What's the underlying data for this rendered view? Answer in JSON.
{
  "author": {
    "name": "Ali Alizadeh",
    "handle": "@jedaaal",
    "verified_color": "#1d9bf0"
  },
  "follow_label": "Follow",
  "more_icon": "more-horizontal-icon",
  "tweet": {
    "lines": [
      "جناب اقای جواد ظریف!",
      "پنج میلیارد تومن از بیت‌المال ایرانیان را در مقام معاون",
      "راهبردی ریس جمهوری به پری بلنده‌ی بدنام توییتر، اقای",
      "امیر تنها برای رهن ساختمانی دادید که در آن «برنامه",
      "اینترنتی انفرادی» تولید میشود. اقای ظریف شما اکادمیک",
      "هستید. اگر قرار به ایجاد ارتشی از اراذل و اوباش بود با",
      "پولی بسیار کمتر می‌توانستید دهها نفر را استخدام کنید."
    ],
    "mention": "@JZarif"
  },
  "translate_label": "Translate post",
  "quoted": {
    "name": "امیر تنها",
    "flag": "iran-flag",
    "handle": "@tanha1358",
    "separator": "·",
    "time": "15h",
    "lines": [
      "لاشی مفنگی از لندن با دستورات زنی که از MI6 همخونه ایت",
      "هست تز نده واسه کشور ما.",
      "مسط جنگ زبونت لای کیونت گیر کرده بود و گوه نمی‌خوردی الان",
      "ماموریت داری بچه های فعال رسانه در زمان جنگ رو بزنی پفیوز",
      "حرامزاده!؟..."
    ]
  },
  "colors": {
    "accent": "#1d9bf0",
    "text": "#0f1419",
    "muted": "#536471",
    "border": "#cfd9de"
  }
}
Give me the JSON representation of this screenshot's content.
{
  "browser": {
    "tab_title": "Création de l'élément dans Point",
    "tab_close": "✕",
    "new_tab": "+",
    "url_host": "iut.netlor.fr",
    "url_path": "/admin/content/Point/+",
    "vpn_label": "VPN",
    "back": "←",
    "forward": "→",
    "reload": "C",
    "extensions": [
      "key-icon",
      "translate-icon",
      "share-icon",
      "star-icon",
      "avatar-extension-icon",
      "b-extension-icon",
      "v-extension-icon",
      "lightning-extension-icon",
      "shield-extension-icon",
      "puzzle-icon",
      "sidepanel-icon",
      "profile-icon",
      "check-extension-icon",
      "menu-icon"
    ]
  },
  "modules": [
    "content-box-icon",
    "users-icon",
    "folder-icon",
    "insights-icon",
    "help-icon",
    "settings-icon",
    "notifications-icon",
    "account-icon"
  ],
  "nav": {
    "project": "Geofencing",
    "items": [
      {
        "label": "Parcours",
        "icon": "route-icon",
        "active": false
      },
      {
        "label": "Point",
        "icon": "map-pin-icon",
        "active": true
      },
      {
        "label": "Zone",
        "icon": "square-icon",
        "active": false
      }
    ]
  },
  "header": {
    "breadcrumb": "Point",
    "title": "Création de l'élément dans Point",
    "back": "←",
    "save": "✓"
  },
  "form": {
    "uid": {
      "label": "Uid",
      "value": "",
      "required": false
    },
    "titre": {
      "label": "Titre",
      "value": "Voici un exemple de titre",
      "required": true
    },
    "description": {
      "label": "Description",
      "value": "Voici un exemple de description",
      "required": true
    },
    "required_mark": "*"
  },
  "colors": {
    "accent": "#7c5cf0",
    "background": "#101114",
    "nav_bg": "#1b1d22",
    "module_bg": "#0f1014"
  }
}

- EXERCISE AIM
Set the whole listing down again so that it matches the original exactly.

- PROBLEM SOLUTION
What's the underlying data for this rendered view? Answer in JSON.
{
  "author": {
    "name": "Ali Alizadeh",
    "handle": "@jedaaal",
    "verified_color": "#1d9bf0"
  },
  "follow_label": "Follow",
  "more_icon": "more-horizontal-icon",
  "tweet": {
    "lines": [
      "جناب اقای جواد ظریف!",
      "پنج میلیارد تومن از بیت‌المال ایرانیان را در مقام معاون",
      "راهبردی ریس جمهوری به پری بلنده‌ی بدنام توییتر، اقای",
      "امیر تنها برای رهن ساختمانی دادید که در آن «برنامه",
      "اینترنتی انفرادی» تولید میشود. اقای ظریف شما اکادمیک",
      "هستید. اگر قرار به ایجاد ارتشی از اراذل و اوباش بود با",
      "پولی بسیار کمتر می‌توانستید دهها نفر را استخدام کنید."
    ],
    "mention": "@JZarif"
  },
  "translate_label": "Translate post",
  "quoted": {
    "name": "امیر تنها",
    "flag": "iran-flag",
    "handle": "@tanha1358",
    "separator": "·",
    "time": "15h",
    "lines": [
      "لاشی مفنگی از لندن با دستورات زنی که از MI6 همخونه ایت",
      "هست تز نده واسه کشور ما.",
      "مسط جنگ زبونت لای کیونت گیر کرده بود و گوه نمی‌خوردی الان",
      "ماموریت داری بچه های فعال رسانه در زمان جنگ رو بزنی پفیوز",
      "حرامزاده!؟..."
    ]
  },
  "colors": {
    "accent": "#1d9bf0",
    "text": "#0f1419",
    "muted": "#536471",
    "border": "#cfd9de"
  }
}
Give me the JSON representation of this screenshot's content.
{
  "browser": {
    "tab_title": "Création de l'élément dans Point",
    "tab_close": "✕",
    "new_tab": "+",
    "url_host": "iut.netlor.fr",
    "url_path": "/admin/content/Point/+",
    "vpn_label": "VPN",
    "back": "←",
    "forward": "→",
    "reload": "C",
    "extensions": [
      "key-icon",
      "translate-icon",
      "share-icon",
      "star-icon",
      "avatar-extension-icon",
      "b-extension-icon",
      "v-extension-icon",
      "lightning-extension-icon",
      "shield-extension-icon",
      "puzzle-icon",
      "sidepanel-icon",
      "profile-icon",
      "check-extension-icon",
      "menu-icon"
    ]
  },
  "modules": [
    "content-box-icon",
    "users-icon",
    "folder-icon",
    "insights-icon",
    "help-icon",
    "settings-icon",
    "notifications-icon",
    "account-icon"
  ],
  "nav": {
    "project": "Geofencing",
    "items": [
      {
        "label": "Parcours",
        "icon": "route-icon",
        "active": false
      },
      {
        "label": "Point",
        "icon": "map-pin-icon",
        "active": true
      },
      {
        "label": "Zone",
        "icon": "square-icon",
        "active": false
      }
    ]
  },
  "header": {
    "breadcrumb": "Point",
    "title": "Création de l'élément dans Point",
    "back": "←",
    "save": "✓"
  },
  "form": {
    "uid": {
      "label": "Uid",
      "value": "",
      "required": false
    },
    "titre": {
      "label": "Titre",
      "value": "Voici un exemple de titre",
      "required": true
    },
    "description": {
      "label": "Description",
      "value": "Voici un exemple de description",
      "required": true
    },
    "required_mark": "*"
  },
  "colors": {
    "accent": "#7c5cf0",
    "background": "#101114",
    "nav_bg": "#1b1d22",
    "module_bg": "#0f1014"
  }
}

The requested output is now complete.